You will see your doctor about 2 weeks after the laser for the first visit and your physicians will tell you about your next visits.

What eye drops will I use after the laser procedure?
Steroid drops will be prescribed to alleviate any soreness or inflammation inside your eye.

Can I stop my glaucoma drops after the laser procedure?
Your doctor will tell you which drops to continue using and how often after the laser procedure.

Will my vision improve after the laser procedure?
This laser will not improve your vision.

What is the recovery time and what should I expect?
Though everyone heals differently, most people can resume normal activities right after treatment, although you'll need to have someone drive you home. For the next few days your eyes may be red, a little scratchy and sensitive to light if you develop inflammation in the eye after the procedure.
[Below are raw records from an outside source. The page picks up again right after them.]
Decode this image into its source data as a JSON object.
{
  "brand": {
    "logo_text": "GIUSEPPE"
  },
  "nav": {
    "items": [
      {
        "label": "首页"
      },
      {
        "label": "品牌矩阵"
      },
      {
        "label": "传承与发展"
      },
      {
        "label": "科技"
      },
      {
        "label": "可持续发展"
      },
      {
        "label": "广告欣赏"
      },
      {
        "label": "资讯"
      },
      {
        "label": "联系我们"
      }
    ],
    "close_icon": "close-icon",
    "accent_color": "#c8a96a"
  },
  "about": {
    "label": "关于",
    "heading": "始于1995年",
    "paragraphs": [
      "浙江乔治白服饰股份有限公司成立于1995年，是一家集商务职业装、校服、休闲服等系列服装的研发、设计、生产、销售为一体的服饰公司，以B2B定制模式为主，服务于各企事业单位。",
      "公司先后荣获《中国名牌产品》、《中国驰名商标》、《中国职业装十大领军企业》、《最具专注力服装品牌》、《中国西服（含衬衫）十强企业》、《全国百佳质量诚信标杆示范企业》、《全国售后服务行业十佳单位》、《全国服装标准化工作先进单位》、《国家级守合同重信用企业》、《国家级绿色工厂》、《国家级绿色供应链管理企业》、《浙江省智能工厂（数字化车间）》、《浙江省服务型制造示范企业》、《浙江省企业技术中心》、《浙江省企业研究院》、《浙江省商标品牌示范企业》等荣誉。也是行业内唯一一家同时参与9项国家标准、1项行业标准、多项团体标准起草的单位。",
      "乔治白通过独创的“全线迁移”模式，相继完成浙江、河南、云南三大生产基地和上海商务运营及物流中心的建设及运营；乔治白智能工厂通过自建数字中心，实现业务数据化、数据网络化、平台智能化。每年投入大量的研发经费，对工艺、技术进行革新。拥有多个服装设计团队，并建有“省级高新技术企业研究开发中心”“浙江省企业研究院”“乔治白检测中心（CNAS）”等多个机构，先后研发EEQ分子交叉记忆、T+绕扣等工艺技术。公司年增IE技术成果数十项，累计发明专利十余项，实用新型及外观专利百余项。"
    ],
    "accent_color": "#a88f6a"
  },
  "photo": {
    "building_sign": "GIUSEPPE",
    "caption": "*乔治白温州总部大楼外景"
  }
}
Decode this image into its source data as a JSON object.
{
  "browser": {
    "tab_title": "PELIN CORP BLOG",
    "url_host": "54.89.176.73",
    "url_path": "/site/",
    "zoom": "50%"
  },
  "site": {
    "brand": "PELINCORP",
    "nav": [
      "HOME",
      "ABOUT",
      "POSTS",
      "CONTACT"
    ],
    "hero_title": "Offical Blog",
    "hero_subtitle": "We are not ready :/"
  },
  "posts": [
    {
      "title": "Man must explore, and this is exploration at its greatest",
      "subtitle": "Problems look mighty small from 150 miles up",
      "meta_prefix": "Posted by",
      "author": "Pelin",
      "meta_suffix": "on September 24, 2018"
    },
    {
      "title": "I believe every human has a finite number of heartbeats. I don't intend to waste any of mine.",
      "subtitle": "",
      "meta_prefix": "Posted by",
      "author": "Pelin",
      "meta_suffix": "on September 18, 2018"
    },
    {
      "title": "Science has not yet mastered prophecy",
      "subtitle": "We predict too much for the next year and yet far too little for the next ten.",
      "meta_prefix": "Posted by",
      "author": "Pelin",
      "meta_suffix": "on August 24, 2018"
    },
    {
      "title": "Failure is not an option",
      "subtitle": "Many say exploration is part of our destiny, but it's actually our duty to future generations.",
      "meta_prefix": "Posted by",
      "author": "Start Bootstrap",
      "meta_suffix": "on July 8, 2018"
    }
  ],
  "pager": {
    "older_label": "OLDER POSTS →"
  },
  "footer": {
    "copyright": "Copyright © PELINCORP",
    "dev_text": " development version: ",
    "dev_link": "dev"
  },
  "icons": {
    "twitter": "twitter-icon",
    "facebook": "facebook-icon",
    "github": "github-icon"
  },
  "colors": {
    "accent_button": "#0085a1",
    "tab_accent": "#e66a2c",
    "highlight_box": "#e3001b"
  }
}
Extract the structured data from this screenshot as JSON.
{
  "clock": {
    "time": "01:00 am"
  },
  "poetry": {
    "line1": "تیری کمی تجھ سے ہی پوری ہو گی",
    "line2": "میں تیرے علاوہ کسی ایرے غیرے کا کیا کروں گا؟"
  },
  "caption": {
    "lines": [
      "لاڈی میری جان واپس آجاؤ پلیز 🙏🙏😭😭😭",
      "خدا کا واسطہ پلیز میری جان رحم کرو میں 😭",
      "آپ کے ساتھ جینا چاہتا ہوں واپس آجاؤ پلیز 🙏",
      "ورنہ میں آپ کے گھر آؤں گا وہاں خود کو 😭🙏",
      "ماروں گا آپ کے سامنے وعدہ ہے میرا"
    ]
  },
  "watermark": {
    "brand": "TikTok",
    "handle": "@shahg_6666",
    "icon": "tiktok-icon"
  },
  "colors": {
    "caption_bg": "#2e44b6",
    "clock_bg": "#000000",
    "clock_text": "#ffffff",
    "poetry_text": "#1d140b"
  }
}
  • If there is any blurred vision, it usually improves within hours or a day.
  • There are no restrictions in reading, watching TV, using your phone, tablet device, computer, etc. but you may tire more easily during these activities.
  • Tylenol (acetaminophen) is a good option if you feel any pain or discomfort unless you are unable to take this medication.
  • If your eye has severe pain or sudden worsening pain or vision after surgery, please call our office or on call physician immediately.

Will LPI cure my glaucoma in those who have glaucoma?
The simple answer is “No”. Glaucoma is a chronic disease that requires constant monitoring and treatment. The LPI procedure may help to lower your eye pressure and widen the drainage angle. However, it will not reverse any loss of vision that has already occurred.

What are the risks of LPI?
Although LPI is very safe, there are no medical procedures with zero risk. Serious complications such as losing vision are extremely rare. The main risk of an LPI is that your iris may be difficult to penetrate, requiring more than one treatment session. Rarely, the laser spot in your iris may close requiring another procedure to open it again. Glare or visual disturbance, although uncommon, can occur in some patients. Symptoms often decrease with time and rarely require intervention. Lastly, the pressure in the eye may increase shortly after the laser. This typically can be controlled with pressure lowering eye drops and goes away on its own. It is extremely rare needing a surgery to lower the elevated eye pressure after LPI.

For more information, please see:
American Academy of Ophthalmology Patient Information Website

American Glaucoma Society Patient Information Website